This is punctuated by a separately motivated complement of teammates like Marcus Stroman (walk year), Michael Wacha and Rick Porcello (revitalizing downward careers), and Steven Matz (just another pitcher or something special).
For Luis Rojas, the pitching staff, including a talented but question-filled bullpen, is likely to be left mostly in the hands of former Mets’ starting pitcher Jeremy Hefner is set to return to the team in 2020, this time as the pitching coach.
The more cautious challenge for Rojas will be managing an unprecedented (for the Mets) wealth of offensive talent that is accented by the introduction of the Designated Hitter as a new and welcome weapon in his lineup.
Luis Rojas: “Let’s See How Things Play Out”
Fans participating in fantasy leagues are most apt to latch onto Yoenis Cespedes as the designated DH in any league – hands down.
But to his credit, Luis Rojas is in a hold on – not so fast mode.
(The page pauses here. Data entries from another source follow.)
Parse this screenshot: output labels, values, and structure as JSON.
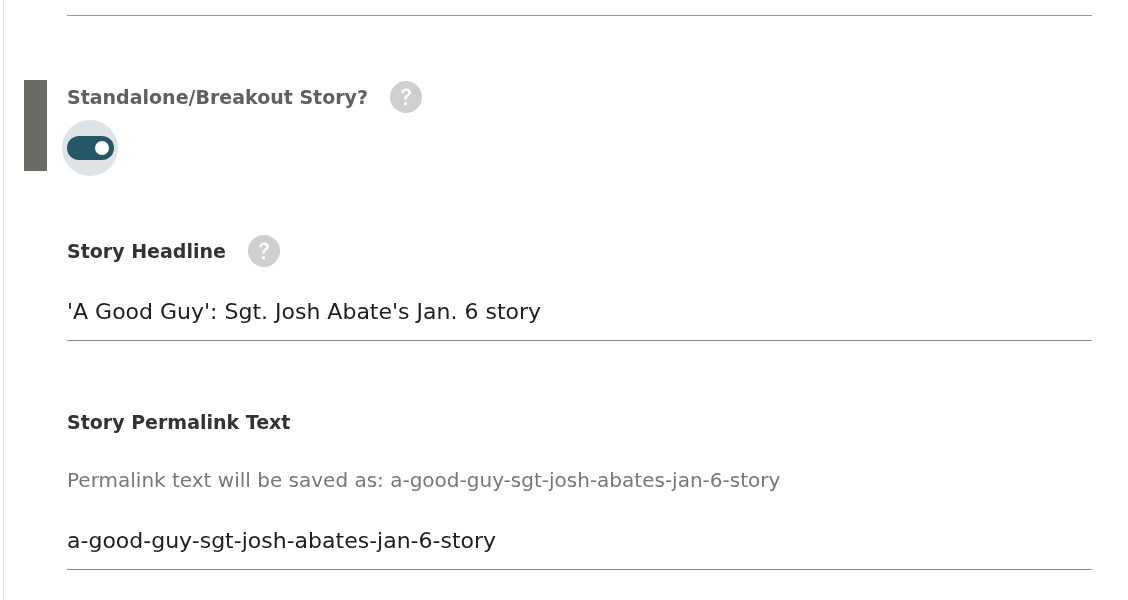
{
  "fields": [
    {
      "kind": "toggle",
      "label": "Standalone/Breakout Story?",
      "help": true,
      "active": true,
      "on": true
    },
    {
      "kind": "text",
      "label": "Story Headline",
      "help": true,
      "active": false,
      "value": "'A Good Guy': Sgt. Josh Abate's Jan. 6 story"
    },
    {
      "kind": "text",
      "label": "Story Permalink Text",
      "help": false,
      "active": false,
      "hint": "Permalink text will be saved as: a-good-guy-sgt-josh-abates-jan-6-story",
      "value": "a-good-guy-sgt-josh-abates-jan-6-story"
    }
  ]
}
His frame of mind as Spring Training II gets underway is best measured in these words:
Mets DH With The Mostest
An aging but still offensive threat Cano provides Rojas with a TLC approach to a former All-Star who is motivated to prove GM Brodie VanWagenen was not on drugs when he dealt for the temperamental diva.
Wilson Ramos (age 32) represents perhaps the last vestige of the offensive catcher (J.T. Realmuto excepted), and Luis Rojas will be mindful of keeping him fresh off the chores of everyday catching duties.
But the most intriguing of all is Dominic Smith, who sparks interest as a potential hitting machine, a la David Ortiz in the DH position.
Smith still warms the hearts of Mets fans who remember his first at-bat in several months on the final day of the 2019 season.
On the cusp of sweeping the division-winning Atlanta Braves, it was Smith who launched a game-deciding home run, converting a sweep of the Braves, and a memory propelling the team to 2020. (Video Below)
Once here, the DH in the National League (sorry purists) is here to stay. With Cespedes in the final year of his contract with the Mets, Luis Rojas sees the future as much as the present for his team.
Obligated with the charge to win now, Luis Rojas still maintains a wait-and-see approach to Cespedes, and it appears the onus is on Cespedes to prove his value to the Mets and his manager, including his ability to play in the field.
On July 24, the Mets are scheduled to play their first game of the 2020 season. The date also marks the last time Yoenis Cespedes appeared in a game wearing a Mets uniform.
Luis Rojas deserves credit for not falling into the trap of pre-determining anything about his team.
Described by Mike Vaccaro of the New York Post as the Gerald Ford of baseball – cool, calm, and, most of all, collected, Rojas promises to be someone to watch, and hopefully behold this season.
And no one should hear that more clearly and forcefully than Yoenis Cespedes.